*Hospital. Make a good plan ahead of time for who will take care of your child while you are in the hospital. Will dad go home at night to put her to bed? Will grandparents stay at your home with your child in her regular bed and routine? Put together a bag of things that can be taken to and from the hospital with your child. It can serve as a diaper bag too (spare clothes, diapers, wipes, etc.), snacks, coloring book and crayons (hospitals are boring to kids!), etc. I also planned to make a list of my son's favorite foods, what times he typically ate breakfast, etc. (never got to doing this, as I went into labor a day sooner than my scheduled C-section!). We wrapped a gift from the baby to my son also that we had at the hospital in my hospital bag (coloring books, reading books, art supplies, shirt, etc.). He loved it and felt like this was not just the baby's special day but also his celebration, too.

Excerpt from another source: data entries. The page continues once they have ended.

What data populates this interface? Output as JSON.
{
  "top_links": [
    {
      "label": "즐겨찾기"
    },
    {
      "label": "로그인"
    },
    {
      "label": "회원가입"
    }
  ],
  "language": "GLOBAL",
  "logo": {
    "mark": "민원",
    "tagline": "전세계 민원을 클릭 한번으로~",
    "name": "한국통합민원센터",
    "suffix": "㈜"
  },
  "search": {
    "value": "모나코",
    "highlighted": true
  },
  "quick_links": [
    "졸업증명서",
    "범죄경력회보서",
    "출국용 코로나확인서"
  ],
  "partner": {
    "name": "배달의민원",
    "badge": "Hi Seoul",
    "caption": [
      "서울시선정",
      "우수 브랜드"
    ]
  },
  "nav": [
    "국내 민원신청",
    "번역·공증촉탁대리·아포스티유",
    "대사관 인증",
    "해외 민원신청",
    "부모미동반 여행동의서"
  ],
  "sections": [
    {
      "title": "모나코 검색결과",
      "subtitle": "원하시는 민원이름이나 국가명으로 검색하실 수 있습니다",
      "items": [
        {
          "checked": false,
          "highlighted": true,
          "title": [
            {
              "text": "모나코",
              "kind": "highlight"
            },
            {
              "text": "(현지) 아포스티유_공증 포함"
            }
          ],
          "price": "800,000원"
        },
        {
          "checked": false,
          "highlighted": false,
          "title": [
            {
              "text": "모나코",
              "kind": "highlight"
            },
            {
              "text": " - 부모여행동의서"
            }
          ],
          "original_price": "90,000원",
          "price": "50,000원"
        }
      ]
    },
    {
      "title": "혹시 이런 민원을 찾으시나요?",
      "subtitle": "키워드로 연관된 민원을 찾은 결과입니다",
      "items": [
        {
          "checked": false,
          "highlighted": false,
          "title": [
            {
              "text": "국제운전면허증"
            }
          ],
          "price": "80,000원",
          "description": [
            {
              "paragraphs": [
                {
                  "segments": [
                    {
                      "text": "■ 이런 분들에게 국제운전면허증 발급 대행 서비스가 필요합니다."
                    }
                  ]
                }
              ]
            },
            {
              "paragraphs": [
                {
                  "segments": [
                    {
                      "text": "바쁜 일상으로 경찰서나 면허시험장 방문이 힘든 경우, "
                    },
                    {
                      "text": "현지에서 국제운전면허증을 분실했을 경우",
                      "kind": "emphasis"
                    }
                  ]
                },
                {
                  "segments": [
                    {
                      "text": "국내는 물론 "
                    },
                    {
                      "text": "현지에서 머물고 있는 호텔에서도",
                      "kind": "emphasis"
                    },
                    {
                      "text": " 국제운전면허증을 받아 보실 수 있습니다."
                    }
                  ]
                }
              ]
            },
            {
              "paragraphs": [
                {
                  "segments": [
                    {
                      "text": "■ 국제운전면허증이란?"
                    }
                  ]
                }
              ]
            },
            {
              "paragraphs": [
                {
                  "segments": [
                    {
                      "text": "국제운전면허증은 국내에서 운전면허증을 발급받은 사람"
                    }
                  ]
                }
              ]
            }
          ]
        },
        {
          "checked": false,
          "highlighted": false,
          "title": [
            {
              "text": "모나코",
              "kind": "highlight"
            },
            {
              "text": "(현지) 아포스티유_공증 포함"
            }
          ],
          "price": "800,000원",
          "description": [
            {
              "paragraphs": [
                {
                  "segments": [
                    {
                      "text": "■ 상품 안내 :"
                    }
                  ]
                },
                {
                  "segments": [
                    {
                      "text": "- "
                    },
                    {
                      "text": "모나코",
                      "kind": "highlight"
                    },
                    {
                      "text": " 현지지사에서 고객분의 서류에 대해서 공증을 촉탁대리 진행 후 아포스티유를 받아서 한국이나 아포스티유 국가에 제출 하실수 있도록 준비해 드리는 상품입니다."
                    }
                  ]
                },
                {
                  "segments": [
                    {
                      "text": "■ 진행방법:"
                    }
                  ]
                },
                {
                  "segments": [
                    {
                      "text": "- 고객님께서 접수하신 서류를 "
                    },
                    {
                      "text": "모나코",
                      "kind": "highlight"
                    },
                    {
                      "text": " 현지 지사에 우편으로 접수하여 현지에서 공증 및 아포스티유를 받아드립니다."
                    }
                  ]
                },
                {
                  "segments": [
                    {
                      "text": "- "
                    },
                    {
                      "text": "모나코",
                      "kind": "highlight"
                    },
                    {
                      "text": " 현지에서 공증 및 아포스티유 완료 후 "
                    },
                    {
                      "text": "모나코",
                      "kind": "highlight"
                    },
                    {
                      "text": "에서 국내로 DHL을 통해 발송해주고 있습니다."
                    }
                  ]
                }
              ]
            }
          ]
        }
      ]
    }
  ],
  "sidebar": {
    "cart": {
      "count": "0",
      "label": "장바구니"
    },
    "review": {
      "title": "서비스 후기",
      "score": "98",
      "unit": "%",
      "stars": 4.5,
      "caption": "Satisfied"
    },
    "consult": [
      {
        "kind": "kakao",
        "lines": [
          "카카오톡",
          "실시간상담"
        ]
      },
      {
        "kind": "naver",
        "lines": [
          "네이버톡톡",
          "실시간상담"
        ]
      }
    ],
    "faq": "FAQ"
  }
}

Also make a plan for that first meeting between big baby and new baby. Do you want just you 4 in the room together, nobody else? Do you want someone to video tape it or take pictures? I had this big thing about not having my son see me holding the newborn baby when he walked into the room. I wanted him to come see me first, adjust to seeing me look weird and tired from a surgery, and then bring the baby to me and him. I don't know why, but I got so fixated on this and emotional over it. Well, he arrived sooner than we thought he would and I was holding the baby and he was fine. But talk this through beforehand with your partner if you do have ideas about it. We did not get great pictures of our son first meeting his sister, something I really regret. It was always so busy and chaotic, trying to contain our busy toddler in a hospital room full of new things to touch and play with, that the pictures were rushed. I wish we'd taken more time with it.
*Wait. Don't push your big kid into liking her new sibling. She will do it when she's ready. She will want to hold, kiss, snuggle, etc. the new baby soon enough. But for now it's confusing (is it even real? is it staying here? where did it come from?). Let your child go to the baby, not the other way around.
*Do your best. No matter how much you do you cannot prepare them entirely. There will be things that you didn't prepare for or know would bother him, it's just life, does not make you a bad parent. All kids react differently to stress, change, new baby, so just accept that it is what it is and it WILL improve.
A great article I found on this topic: